Some economies in East Asia have built up large amounts of foreign exchange reserves in the past decades. Holding large amounts of reserves helped these economies to stabilize their macro economy and exchange rates under periods of market stress and rapid shifts in relative economic size. Generally, it has been a strategy to provide a defence against external shocks with damaging consequences for exports.
Rules aimed at limiting foreign reserves, in order to prevent currency manipulation, have been discussed over a long period of time. Yet there are to date no rules that come with effective disciplines – and it is unlikely that such rules can be agreed multilaterally, at least for the foreseeable future.
What measures has China adopted to cope with these challenges?
The first line of defense was assigned to the State Administration of Foreign Exchange (SAFE), part of the People Bank of China (PBOC), with the objective to diversify away from U.S. government securities. In essence, the purchasing of new U.S. Treasury bonds was going to decelerate, if not stop. This is not an adequate policy. Even if China would reduce its U.S. denominated foreign exchange reserves, it does not answer the question what China should do with all the assets it has already accumulated.
Improving the safety of its foreign reserves and the yields it can realistically expect is linked to improving China’s institutional structure for financial competition and openness. In order to transition some of its current reserves, China should “decentralize” and move capital into the economy guided by solid market mechanisms. Financial liberalisation would allow the country to consider redeployments of its foreign reserves – redeployments allowing for greater amounts of investment from China in America’s real economy.

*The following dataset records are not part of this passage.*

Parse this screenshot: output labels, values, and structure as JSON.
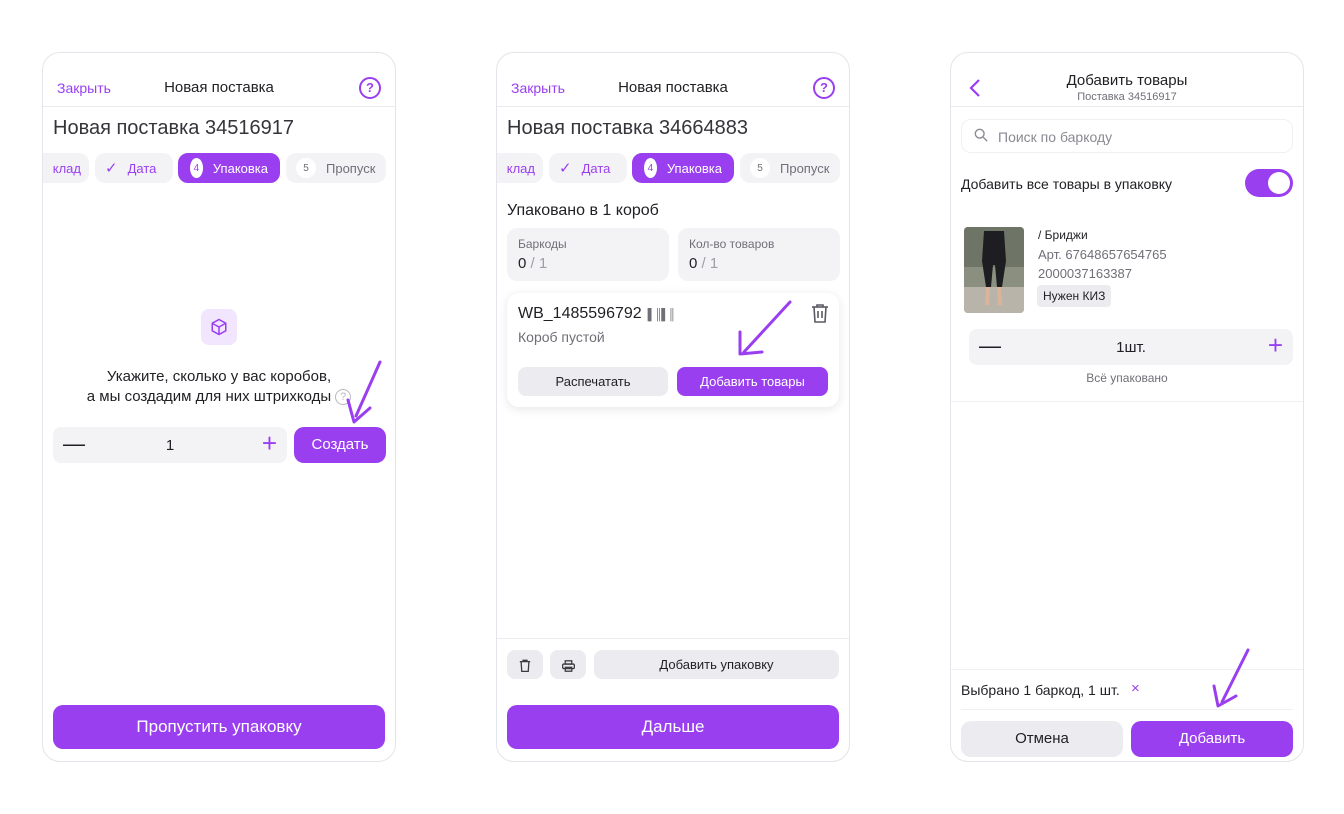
{
  "colors": {
    "accent": "#9a3ff0",
    "muted": "#6f6f78",
    "surface": "#f3f3f6"
  },
  "screen1": {
    "close": "Закрыть",
    "title": "Новая поставка",
    "help": "?",
    "supply": "Новая поставка 34516917",
    "steps": {
      "prev": "клад",
      "date": "Дата",
      "pack_num": "4",
      "pack": "Упаковка",
      "pass_num": "5",
      "pass": "Пропуск"
    },
    "hint_line1": "Укажите, сколько у вас коробов,",
    "hint_line2": "а мы создадим для них штрихкоды",
    "hint_q": "?",
    "quantity": "1",
    "create": "Создать",
    "skip": "Пропустить упаковку",
    "icons": {
      "box": "box-icon",
      "minus": "minus-icon",
      "plus": "plus-icon",
      "arrow": "arrow-annotation"
    }
  },
  "screen2": {
    "close": "Закрыть",
    "title": "Новая поставка",
    "help": "?",
    "supply": "Новая поставка 34664883",
    "steps": {
      "prev": "клад",
      "date": "Дата",
      "pack_num": "4",
      "pack": "Упаковка",
      "pass_num": "5",
      "pass": "Пропуск"
    },
    "packed": "Упаковано в 1 короб",
    "barcodes_label": "Баркоды",
    "barcodes_done": "0",
    "barcodes_total": " / 1",
    "qty_label": "Кол-во товаров",
    "qty_done": "0",
    "qty_total": " / 1",
    "box_code": "WB_1485596792",
    "box_empty": "Короб пустой",
    "print": "Распечатать",
    "add_goods": "Добавить товары",
    "add_pack": "Добавить упаковку",
    "next": "Дальше"
  },
  "screen3": {
    "back": "‹",
    "title": "Добавить товары",
    "subtitle": "Поставка 34516917",
    "search_placeholder": "Поиск по баркоду",
    "toggle_label": "Добавить все товары в упаковку",
    "toggle_on": true,
    "product": {
      "name": "/ Бриджи",
      "art": "Арт. 67648657654765",
      "barcode": "2000037163387",
      "badge": "Нужен КИЗ"
    },
    "quantity": "1шт.",
    "packed_all": "Всё упаковано",
    "selected": "Выбрано 1 баркод, 1 шт.",
    "clear": "×",
    "cancel": "Отмена",
    "add": "Добавить"
  }
}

Even if China’s foreign reserves seem destined to shrink, redeployment is necessary if China wants to gain better control over its reserves by reducing its exposure to larger systemic and macro risks. This Policy Brief offers a discussion around various alternatives for China’s government to achieve that aim – and especially takes stock of an idea to shift reserves into equity.
The author would like to acknowledge the many valuable suggestions and encouragement made by Benjamin Cohen, Fredrik Erixon, an anonymous referee, and the Editor

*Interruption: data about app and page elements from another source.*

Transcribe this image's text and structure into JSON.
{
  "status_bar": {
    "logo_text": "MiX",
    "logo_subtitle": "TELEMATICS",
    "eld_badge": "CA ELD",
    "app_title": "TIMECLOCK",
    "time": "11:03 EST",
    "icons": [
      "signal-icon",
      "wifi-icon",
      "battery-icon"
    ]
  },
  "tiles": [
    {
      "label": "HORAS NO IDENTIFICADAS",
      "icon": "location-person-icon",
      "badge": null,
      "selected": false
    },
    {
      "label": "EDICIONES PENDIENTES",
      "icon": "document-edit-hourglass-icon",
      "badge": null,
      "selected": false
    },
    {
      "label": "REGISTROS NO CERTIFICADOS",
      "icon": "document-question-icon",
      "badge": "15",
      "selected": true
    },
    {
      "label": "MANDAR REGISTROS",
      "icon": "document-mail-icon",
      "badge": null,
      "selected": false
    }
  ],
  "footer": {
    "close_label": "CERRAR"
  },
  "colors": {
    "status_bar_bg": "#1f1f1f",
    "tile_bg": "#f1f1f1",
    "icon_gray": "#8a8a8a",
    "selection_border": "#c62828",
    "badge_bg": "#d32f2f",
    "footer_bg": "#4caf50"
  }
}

In the wake of the financial crisis, there has – yet again – been an animated debate about global imbalances and foreign reserve accumulation. In the decade before the crisis, emerging markets and low-income countries accumulated reserve holdings of over 5 trillion U.S. dollars. These reserves were a powerful defence against external turbulence in 2007-2009. The IMF (2011) argued: “Countries with adequate reserves generally avoided large drops in output and consumption, and were able to handle outflows of capital without experiencing a crisis”.
However, the IMF and many others have questioned whether higher reserves are always better and argued that excess reserves held by China and other countries are destabilising the global economy. The IMF argued in a much-discussed analysis that in the new post-crisis environment it is necessary to reconsider the adequate levels of reserves and establish a metric for the reserve needs of emerging markets and low-income countries. Furthermore, the Fund concluded that “holding large reserves entails costs, both directly for each individual country, and globally as large reserves are detrimental in the form of macroeconomic imbalances” (IMF, 2011).
Clearly, the Fund’s analysis suggests there is a strong correlation between excessive reserve accumulation and global imbalances. Moreover, it assumes that large foreign exchange reserves could be instrumental in altering exchange rates, consequently eroding the stability of the international monetary system. However, this view is contested.
One response has come from the Fund’s own Independent Evaluation Office (IEO). In a 2012 report, the IEO concluded that the IMF’s argument about foreign reserves held in emerging countries is not persuasive as it relates mainly to current account imbalances and not to reserves. In addition, the IEO argued that when compared to the expansion of global financial markets, the size of official international reserves does not appear excessive (Figure 1). Therefore, the IEO concluded, “in analysing the international monetary system the IMF should have placed greater emphasis on more pressing issues than reserves, for example the growth in global liquidity and capital flow volatility”.
Figure 1. Global bank assets and international reserves (in billion US$) Source: IMF-IEO 2010
The debate over imbalances and reserves offers more nuances than the short description exhibited above. But it is clear that there is no consensus among economists or in the community of global macro decision-makers about the right size of reserves or what effects that big reserves have on international macro policy. Some of the urgency in the debate has abated in the past two years as the structural growth in foreign exchange reserves has slowed down.
 As the IMF admits the precautionary motive was an important reason for the build-up of reserves in a number of emerging markets in the early 2000s following the balance of payments and banking crises of the 1997-1998 in Asia. The Fund also admits the precautionary benefits of reserves were perceived to have increased not only in emerging economies but also in some advanced countries, in recognition of new sources of vulnerability that were highlighted during the crisis (IMF 2011).